BEGIN The data
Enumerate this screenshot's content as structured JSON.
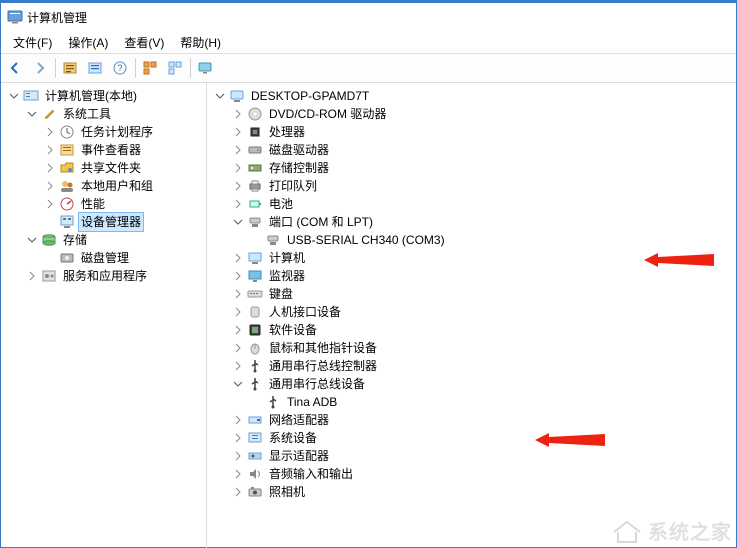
{
  "title": "计算机管理",
  "menu": {
    "file": "文件(F)",
    "action": "操作(A)",
    "view": "查看(V)",
    "help": "帮助(H)"
  },
  "left_tree": {
    "root": {
      "label": "计算机管理(本地)"
    },
    "system_tools": {
      "label": "系统工具",
      "children": {
        "task_scheduler": "任务计划程序",
        "event_viewer": "事件查看器",
        "shared_folders": "共享文件夹",
        "local_users": "本地用户和组",
        "performance": "性能",
        "device_manager": "设备管理器"
      }
    },
    "storage": {
      "label": "存储",
      "children": {
        "disk_mgmt": "磁盘管理"
      }
    },
    "services": {
      "label": "服务和应用程序"
    }
  },
  "right_tree": {
    "root": "DESKTOP-GPAMD7T",
    "dvd": "DVD/CD-ROM 驱动器",
    "cpu": "处理器",
    "disk_drives": "磁盘驱动器",
    "storage_ctrl": "存储控制器",
    "print_queues": "打印队列",
    "battery": "电池",
    "ports": "端口 (COM 和 LPT)",
    "ports_child": "USB-SERIAL CH340 (COM3)",
    "computer": "计算机",
    "monitors": "监视器",
    "keyboards": "键盘",
    "hid": "人机接口设备",
    "software_dev": "软件设备",
    "mice": "鼠标和其他指针设备",
    "usb_ctrl": "通用串行总线控制器",
    "usb_dev": "通用串行总线设备",
    "usb_dev_child": "Tina ADB",
    "net": "网络适配器",
    "sys_dev": "系统设备",
    "display": "显示适配器",
    "audio": "音频输入和输出",
    "camera": "照相机"
  },
  "watermark": "系统之家"
}
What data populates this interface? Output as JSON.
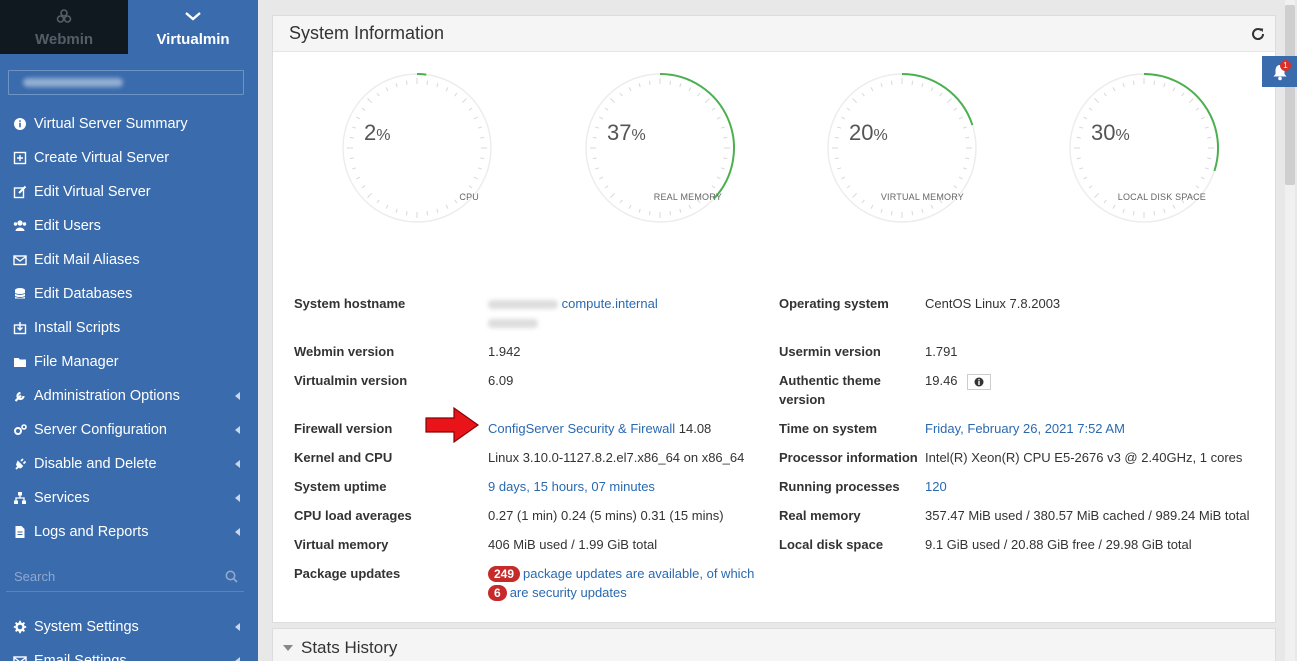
{
  "switcher": {
    "webmin_label": "Webmin",
    "virtualmin_label": "Virtualmin"
  },
  "sidebar": {
    "items": [
      {
        "label": "Virtual Server Summary",
        "icon": "info-circle-icon"
      },
      {
        "label": "Create Virtual Server",
        "icon": "plus-square-icon"
      },
      {
        "label": "Edit Virtual Server",
        "icon": "edit-icon"
      },
      {
        "label": "Edit Users",
        "icon": "users-icon"
      },
      {
        "label": "Edit Mail Aliases",
        "icon": "envelope-icon"
      },
      {
        "label": "Edit Databases",
        "icon": "database-icon"
      },
      {
        "label": "Install Scripts",
        "icon": "download-icon"
      },
      {
        "label": "File Manager",
        "icon": "folder-icon"
      },
      {
        "label": "Administration Options",
        "icon": "wrench-icon"
      },
      {
        "label": "Server Configuration",
        "icon": "cogs-icon"
      },
      {
        "label": "Disable and Delete",
        "icon": "plug-icon"
      },
      {
        "label": "Services",
        "icon": "sitemap-icon"
      },
      {
        "label": "Logs and Reports",
        "icon": "file-icon"
      }
    ],
    "search_placeholder": "Search",
    "items2": [
      {
        "label": "System Settings",
        "icon": "cog-icon"
      },
      {
        "label": "Email Settings",
        "icon": "envelope-icon"
      }
    ]
  },
  "panel": {
    "title": "System Information"
  },
  "gauges": [
    {
      "value": "2",
      "unit": "%",
      "label": "CPU",
      "fraction": 0.02
    },
    {
      "value": "37",
      "unit": "%",
      "label": "REAL MEMORY",
      "fraction": 0.37
    },
    {
      "value": "20",
      "unit": "%",
      "label": "VIRTUAL MEMORY",
      "fraction": 0.2
    },
    {
      "value": "30",
      "unit": "%",
      "label": "LOCAL DISK SPACE",
      "fraction": 0.3
    }
  ],
  "info": {
    "hostname_label": "System hostname",
    "hostname_value": "compute.internal",
    "os_label": "Operating system",
    "os_value": "CentOS Linux 7.8.2003",
    "webmin_label": "Webmin version",
    "webmin_value": "1.942",
    "usermin_label": "Usermin version",
    "usermin_value": "1.791",
    "virtualmin_label": "Virtualmin version",
    "virtualmin_value": "6.09",
    "theme_label_1": "Authentic theme",
    "theme_label_2": "version",
    "theme_value": "19.46",
    "firewall_label": "Firewall version",
    "firewall_link": "ConfigServer Security & Firewall",
    "firewall_version": "14.08",
    "time_label": "Time on system",
    "time_value": "Friday, February 26, 2021 7:52 AM",
    "kernel_label": "Kernel and CPU",
    "kernel_value": "Linux 3.10.0-1127.8.2.el7.x86_64 on x86_64",
    "processor_label": "Processor information",
    "processor_value": "Intel(R) Xeon(R) CPU E5-2676 v3 @ 2.40GHz, 1 cores",
    "uptime_label": "System uptime",
    "uptime_value": "9 days, 15 hours, 07 minutes",
    "processes_label": "Running processes",
    "processes_value": "120",
    "load_label": "CPU load averages",
    "load_value": "0.27 (1 min) 0.24 (5 mins) 0.31 (15 mins)",
    "realmem_label": "Real memory",
    "realmem_value": "357.47 MiB used / 380.57 MiB cached / 989.24 MiB total",
    "virtmem_label": "Virtual memory",
    "virtmem_value": "406 MiB used / 1.99 GiB total",
    "disk_label": "Local disk space",
    "disk_value": "9.1 GiB used / 20.88 GiB free / 29.98 GiB total",
    "packages_label": "Package updates",
    "packages_count": "249",
    "packages_text": "package updates are available, of which",
    "security_count": "6",
    "security_text": "are security updates"
  },
  "stats": {
    "title": "Stats History"
  },
  "notifications": {
    "count": "1"
  },
  "colors": {
    "sidebar": "#3a6bad",
    "gauge": "#4caf50",
    "link": "#2a69b0",
    "badge": "#c72a2a"
  }
}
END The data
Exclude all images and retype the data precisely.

Enumerate this screenshot's content as structured JSON.
{
  "title": "计算机管理",
  "menu": {
    "file": "文件(F)",
    "action": "操作(A)",
    "view": "查看(V)",
    "help": "帮助(H)"
  },
  "left_tree": {
    "root": {
      "label": "计算机管理(本地)"
    },
    "system_tools": {
      "label": "系统工具",
      "children": {
        "task_scheduler": "任务计划程序",
        "event_viewer": "事件查看器",
        "shared_folders": "共享文件夹",
        "local_users": "本地用户和组",
        "performance": "性能",
        "device_manager": "设备管理器"
      }
    },
    "storage": {
      "label": "存储",
      "children": {
        "disk_mgmt": "磁盘管理"
      }
    },
    "services": {
      "label": "服务和应用程序"
    }
  },
  "right_tree": {
    "root": "DESKTOP-GPAMD7T",
    "dvd": "DVD/CD-ROM 驱动器",
    "cpu": "处理器",
    "disk_drives": "磁盘驱动器",
    "storage_ctrl": "存储控制器",
    "print_queues": "打印队列",
    "battery": "电池",
    "ports": "端口 (COM 和 LPT)",
    "ports_child": "USB-SERIAL CH340 (COM3)",
    "computer": "计算机",
    "monitors": "监视器",
    "keyboards": "键盘",
    "hid": "人机接口设备",
    "software_dev": "软件设备",
    "mice": "鼠标和其他指针设备",
    "usb_ctrl": "通用串行总线控制器",
    "usb_dev": "通用串行总线设备",
    "usb_dev_child": "Tina ADB",
    "net": "网络适配器",
    "sys_dev": "系统设备",
    "display": "显示适配器",
    "audio": "音频输入和输出",
    "camera": "照相机"
  },
  "watermark": "系统之家"
}
What data populates this interface? Output as JSON.
{
  "switcher": {
    "webmin_label": "Webmin",
    "virtualmin_label": "Virtualmin"
  },
  "sidebar": {
    "items": [
      {
        "label": "Virtual Server Summary",
        "icon": "info-circle-icon"
      },
      {
        "label": "Create Virtual Server",
        "icon": "plus-square-icon"
      },
      {
        "label": "Edit Virtual Server",
        "icon": "edit-icon"
      },
      {
        "label": "Edit Users",
        "icon": "users-icon"
      },
      {
        "label": "Edit Mail Aliases",
        "icon": "envelope-icon"
      },
      {
        "label": "Edit Databases",
        "icon": "database-icon"
      },
      {
        "label": "Install Scripts",
        "icon": "download-icon"
      },
      {
        "label": "File Manager",
        "icon": "folder-icon"
      },
      {
        "label": "Administration Options",
        "icon": "wrench-icon"
      },
      {
        "label": "Server Configuration",
        "icon": "cogs-icon"
      },
      {
        "label": "Disable and Delete",
        "icon": "plug-icon"
      },
      {
        "label": "Services",
        "icon": "sitemap-icon"
      },
      {
        "label": "Logs and Reports",
        "icon": "file-icon"
      }
    ],
    "search_placeholder": "Search",
    "items2": [
      {
        "label": "System Settings",
        "icon": "cog-icon"
      },
      {
        "label": "Email Settings",
        "icon": "envelope-icon"
      }
    ]
  },
  "panel": {
    "title": "System Information"
  },
  "gauges": [
    {
      "value": "2",
      "unit": "%",
      "label": "CPU",
      "fraction": 0.02
    },
    {
      "value": "37",
      "unit": "%",
      "label": "REAL MEMORY",
      "fraction": 0.37
    },
    {
      "value": "20",
      "unit": "%",
      "label": "VIRTUAL MEMORY",
      "fraction": 0.2
    },
    {
      "value": "30",
      "unit": "%",
      "label": "LOCAL DISK SPACE",
      "fraction": 0.3
    }
  ],
  "info": {
    "hostname_label": "System hostname",
    "hostname_value": "compute.internal",
    "os_label": "Operating system",
    "os_value": "CentOS Linux 7.8.2003",
    "webmin_label": "Webmin version",
    "webmin_value": "1.942",
    "usermin_label": "Usermin version",
    "usermin_value": "1.791",
    "virtualmin_label": "Virtualmin version",
    "virtualmin_value": "6.09",
    "theme_label_1": "Authentic theme",
    "theme_label_2": "version",
    "theme_value": "19.46",
    "firewall_label": "Firewall version",
    "firewall_link": "ConfigServer Security & Firewall",
    "firewall_version": "14.08",
    "time_label": "Time on system",
    "time_value": "Friday, February 26, 2021 7:52 AM",
    "kernel_label": "Kernel and CPU",
    "kernel_value": "Linux 3.10.0-1127.8.2.el7.x86_64 on x86_64",
    "processor_label": "Processor information",
    "processor_value": "Intel(R) Xeon(R) CPU E5-2676 v3 @ 2.40GHz, 1 cores",
    "uptime_label": "System uptime",
    "uptime_value": "9 days, 15 hours, 07 minutes",
    "processes_label": "Running processes",
    "processes_value": "120",
    "load_label": "CPU load averages",
    "load_value": "0.27 (1 min) 0.24 (5 mins) 0.31 (15 mins)",
    "realmem_label": "Real memory",
    "realmem_value": "357.47 MiB used / 380.57 MiB cached / 989.24 MiB total",
    "virtmem_label": "Virtual memory",
    "virtmem_value": "406 MiB used / 1.99 GiB total",
    "disk_label": "Local disk space",
    "disk_value": "9.1 GiB used / 20.88 GiB free / 29.98 GiB total",
    "packages_label": "Package updates",
    "packages_count": "249",
    "packages_text": "package updates are available, of which",
    "security_count": "6",
    "security_text": "are security updates"
  },
  "stats": {
    "title": "Stats History"
  },
  "notifications": {
    "count": "1"
  },
  "colors": {
    "sidebar": "#3a6bad",
    "gauge": "#4caf50",
    "link": "#2a69b0",
    "badge": "#c72a2a"
  }
}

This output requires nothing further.